As you continue to study social psychology, you probably will find many challenges to the common belief (in western societies, at least) that the primary causes of human behavior are internal to the self — causal factors such as personality traits and consciously made judgements and decisions. Social psychology, probably more than any other field of psychology, contains discoveries and theories that often seem surprising or strange because they contradict our basic intuitions and deeply held beliefs about the typical causes of our mental events and behavior. But this is precisely why social-psychological research is so valuable: it provides insights into human nature that we could not have obtained in other ways.
Study Questions for Section 6-2
- How would you define “conformity” in your own words?
- How did Solomon Asch study conformity?
- Which situational factors had the largest influence on the degree to which participants conformed in Asch’s experiments?
- Why do individuals tend to avoid disagreeing with other members of their group?
- Why did Asch make use of deception in his studies of conformity?
- Given what you have learned above, do you think that eyewitnesses to a crime should be interviewed together or separately? Why?
Asch, S. E. ( 1951 ). Effects of group pressure on the modification and distortion of judgments. In H. Guetzkow (Ed.), Groups, leadership and men (pp. 177-190). Pittsburgh, PA: Carnegie Press.
Asch, S. E. (1955). Opinions and social pressure. Scientific American, 193 (5), 31–35. Retrieved November 13, 2011, from http://www.columbia.edu/cu/psychology/terrace/w1001/readings/asch.pdf
Asch, S. E. (1956). Studies of independence and conformity: A minority of one against a unanimous majority. Psychological Monographs: General and Applied, 70, 1-70. doi: 10.1037/h0093718 Retrieved March 24, 2014, from http://psyc604.stasson.org/Asch1956.pdf
Bond, R., & Smith, R. B. (1996). Culture and conformity: A meta-analysis of studies using Asch’s (1952b, 1956) line judgment task. Psychological Bulletin, 119, 111-137. doi: 10.1037/0033-2909.119.1.111
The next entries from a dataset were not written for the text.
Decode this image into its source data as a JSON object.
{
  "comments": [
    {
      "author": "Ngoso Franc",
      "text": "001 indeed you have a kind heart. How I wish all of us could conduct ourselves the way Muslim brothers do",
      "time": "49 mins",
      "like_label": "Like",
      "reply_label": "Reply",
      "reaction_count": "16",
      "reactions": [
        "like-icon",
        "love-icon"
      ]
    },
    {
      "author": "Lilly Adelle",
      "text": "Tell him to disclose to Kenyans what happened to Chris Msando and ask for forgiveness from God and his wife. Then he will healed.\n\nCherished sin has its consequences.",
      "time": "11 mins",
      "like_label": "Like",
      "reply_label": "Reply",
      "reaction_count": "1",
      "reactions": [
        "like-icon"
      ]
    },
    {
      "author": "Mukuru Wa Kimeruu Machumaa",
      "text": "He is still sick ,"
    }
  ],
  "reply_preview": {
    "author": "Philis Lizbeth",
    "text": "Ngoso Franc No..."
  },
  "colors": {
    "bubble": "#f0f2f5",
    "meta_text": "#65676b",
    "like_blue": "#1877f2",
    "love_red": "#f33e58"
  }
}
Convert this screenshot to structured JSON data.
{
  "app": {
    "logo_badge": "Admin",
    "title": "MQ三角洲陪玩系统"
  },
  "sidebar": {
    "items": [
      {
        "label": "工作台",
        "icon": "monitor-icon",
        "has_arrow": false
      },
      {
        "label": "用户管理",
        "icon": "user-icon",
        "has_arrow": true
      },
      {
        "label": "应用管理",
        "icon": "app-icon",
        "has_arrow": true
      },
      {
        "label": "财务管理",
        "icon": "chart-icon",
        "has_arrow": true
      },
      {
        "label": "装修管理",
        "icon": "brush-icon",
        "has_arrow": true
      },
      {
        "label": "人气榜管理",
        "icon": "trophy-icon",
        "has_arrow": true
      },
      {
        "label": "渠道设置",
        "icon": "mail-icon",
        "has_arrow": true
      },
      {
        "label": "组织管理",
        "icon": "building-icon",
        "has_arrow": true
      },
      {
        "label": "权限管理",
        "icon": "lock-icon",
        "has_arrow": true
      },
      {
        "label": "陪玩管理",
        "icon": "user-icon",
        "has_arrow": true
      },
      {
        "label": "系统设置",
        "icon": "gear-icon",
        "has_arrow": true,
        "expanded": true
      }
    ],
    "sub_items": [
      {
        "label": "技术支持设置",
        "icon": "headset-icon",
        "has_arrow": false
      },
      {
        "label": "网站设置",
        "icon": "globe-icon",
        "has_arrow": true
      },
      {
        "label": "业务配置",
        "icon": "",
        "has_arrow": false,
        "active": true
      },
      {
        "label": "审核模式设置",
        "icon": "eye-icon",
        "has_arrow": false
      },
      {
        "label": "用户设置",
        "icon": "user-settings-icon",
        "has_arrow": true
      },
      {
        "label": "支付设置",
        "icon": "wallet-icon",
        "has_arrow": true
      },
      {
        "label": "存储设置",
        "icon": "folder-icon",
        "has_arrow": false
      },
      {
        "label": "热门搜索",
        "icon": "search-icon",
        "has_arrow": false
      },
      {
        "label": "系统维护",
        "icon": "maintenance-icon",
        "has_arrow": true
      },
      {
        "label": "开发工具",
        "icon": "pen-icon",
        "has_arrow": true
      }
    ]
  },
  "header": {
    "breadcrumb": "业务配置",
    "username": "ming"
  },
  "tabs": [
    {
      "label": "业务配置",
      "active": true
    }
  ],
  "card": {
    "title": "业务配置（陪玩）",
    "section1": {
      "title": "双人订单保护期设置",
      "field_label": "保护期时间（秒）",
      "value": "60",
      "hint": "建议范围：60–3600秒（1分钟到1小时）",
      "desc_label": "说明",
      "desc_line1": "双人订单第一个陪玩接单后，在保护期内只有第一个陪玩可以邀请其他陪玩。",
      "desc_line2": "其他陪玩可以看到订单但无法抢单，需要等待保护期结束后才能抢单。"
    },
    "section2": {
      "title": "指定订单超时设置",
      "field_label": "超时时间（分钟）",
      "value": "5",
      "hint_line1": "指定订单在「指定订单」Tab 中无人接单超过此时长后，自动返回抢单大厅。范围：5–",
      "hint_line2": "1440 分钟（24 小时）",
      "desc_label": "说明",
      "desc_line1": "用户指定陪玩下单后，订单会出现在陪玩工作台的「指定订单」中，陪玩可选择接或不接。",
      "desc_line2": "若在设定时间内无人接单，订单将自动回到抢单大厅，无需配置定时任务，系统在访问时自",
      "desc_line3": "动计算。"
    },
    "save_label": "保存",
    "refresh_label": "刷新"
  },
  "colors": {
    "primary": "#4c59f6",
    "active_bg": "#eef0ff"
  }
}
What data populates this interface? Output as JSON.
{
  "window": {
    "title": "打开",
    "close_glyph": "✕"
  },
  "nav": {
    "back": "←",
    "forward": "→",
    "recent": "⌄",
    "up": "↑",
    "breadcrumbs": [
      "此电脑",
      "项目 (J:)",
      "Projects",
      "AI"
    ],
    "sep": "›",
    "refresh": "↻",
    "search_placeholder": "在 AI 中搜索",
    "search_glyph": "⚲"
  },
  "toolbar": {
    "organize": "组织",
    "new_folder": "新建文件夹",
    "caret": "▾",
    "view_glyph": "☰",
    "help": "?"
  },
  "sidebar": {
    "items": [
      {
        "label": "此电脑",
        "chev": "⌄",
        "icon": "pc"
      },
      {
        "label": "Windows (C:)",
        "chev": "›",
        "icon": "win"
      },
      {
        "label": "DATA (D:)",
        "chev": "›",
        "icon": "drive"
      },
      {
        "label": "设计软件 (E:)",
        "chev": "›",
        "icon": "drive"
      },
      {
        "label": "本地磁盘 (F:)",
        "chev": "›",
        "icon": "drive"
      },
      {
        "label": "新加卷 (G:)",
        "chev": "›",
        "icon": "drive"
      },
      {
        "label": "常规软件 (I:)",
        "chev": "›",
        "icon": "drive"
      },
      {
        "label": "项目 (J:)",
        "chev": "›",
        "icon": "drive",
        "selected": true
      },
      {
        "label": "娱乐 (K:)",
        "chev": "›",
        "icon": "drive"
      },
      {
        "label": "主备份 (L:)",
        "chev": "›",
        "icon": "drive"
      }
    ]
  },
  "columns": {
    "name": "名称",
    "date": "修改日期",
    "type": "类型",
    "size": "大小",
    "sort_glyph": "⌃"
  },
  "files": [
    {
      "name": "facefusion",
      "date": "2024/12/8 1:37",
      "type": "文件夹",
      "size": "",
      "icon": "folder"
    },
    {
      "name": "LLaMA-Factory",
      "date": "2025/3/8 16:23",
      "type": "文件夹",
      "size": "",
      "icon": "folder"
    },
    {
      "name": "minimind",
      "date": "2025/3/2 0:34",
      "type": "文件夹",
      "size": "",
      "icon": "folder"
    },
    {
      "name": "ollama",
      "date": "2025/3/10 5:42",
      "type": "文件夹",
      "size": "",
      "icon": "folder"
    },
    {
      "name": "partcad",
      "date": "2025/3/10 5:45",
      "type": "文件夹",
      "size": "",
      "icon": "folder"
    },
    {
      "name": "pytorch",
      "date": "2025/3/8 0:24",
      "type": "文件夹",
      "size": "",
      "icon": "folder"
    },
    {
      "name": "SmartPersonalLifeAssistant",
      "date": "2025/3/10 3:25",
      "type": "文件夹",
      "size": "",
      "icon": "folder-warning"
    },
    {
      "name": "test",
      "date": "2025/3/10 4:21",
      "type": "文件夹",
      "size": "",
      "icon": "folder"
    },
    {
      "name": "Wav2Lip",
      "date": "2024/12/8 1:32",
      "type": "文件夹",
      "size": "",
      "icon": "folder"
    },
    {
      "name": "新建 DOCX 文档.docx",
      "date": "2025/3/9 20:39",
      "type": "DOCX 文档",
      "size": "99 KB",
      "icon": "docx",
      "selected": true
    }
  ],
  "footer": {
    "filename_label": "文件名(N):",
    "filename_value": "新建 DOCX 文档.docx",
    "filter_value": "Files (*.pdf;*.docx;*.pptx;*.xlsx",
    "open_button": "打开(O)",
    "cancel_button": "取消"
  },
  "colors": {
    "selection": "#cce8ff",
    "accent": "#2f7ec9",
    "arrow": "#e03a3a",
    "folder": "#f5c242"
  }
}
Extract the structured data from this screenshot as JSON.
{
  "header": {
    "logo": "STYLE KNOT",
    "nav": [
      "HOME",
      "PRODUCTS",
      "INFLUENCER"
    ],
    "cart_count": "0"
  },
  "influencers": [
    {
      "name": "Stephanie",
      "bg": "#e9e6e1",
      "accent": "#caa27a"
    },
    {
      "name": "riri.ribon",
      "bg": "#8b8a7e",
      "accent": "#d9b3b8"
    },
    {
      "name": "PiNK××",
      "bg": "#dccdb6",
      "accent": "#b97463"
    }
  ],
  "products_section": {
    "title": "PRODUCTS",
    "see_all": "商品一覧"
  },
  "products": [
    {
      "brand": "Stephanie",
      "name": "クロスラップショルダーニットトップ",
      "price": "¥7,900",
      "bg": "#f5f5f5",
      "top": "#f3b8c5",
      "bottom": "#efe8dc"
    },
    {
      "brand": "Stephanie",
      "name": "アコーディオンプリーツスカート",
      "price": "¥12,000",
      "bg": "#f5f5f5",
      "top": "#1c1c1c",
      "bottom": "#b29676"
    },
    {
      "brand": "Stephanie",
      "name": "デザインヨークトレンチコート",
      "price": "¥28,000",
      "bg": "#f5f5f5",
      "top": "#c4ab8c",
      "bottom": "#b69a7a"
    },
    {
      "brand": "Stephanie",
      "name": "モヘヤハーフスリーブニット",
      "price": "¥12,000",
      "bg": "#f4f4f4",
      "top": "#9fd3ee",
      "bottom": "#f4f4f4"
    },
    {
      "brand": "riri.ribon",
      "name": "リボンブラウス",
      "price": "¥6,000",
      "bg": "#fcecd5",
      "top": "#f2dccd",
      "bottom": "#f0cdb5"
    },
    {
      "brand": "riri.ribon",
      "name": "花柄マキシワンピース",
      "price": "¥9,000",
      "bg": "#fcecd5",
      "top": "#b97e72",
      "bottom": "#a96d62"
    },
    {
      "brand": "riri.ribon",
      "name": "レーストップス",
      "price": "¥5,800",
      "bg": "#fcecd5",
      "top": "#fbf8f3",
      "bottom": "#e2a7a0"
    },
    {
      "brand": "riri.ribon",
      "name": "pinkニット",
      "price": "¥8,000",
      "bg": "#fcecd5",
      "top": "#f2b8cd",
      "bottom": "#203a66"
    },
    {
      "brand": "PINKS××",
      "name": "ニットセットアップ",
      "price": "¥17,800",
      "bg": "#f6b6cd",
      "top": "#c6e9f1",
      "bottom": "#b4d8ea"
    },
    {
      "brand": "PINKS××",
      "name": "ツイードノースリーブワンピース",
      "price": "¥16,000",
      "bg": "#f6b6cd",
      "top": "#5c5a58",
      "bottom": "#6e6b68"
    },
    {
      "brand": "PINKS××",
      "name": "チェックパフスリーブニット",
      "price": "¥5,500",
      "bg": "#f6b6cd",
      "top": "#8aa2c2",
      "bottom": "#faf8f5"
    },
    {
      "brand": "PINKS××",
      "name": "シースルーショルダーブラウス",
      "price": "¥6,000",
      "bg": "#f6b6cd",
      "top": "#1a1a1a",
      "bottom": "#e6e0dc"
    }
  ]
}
Retrieved November 13, 2011, from http://www.columbia.edu/cu/psychology/terrace/w1001/readings/asch.pdf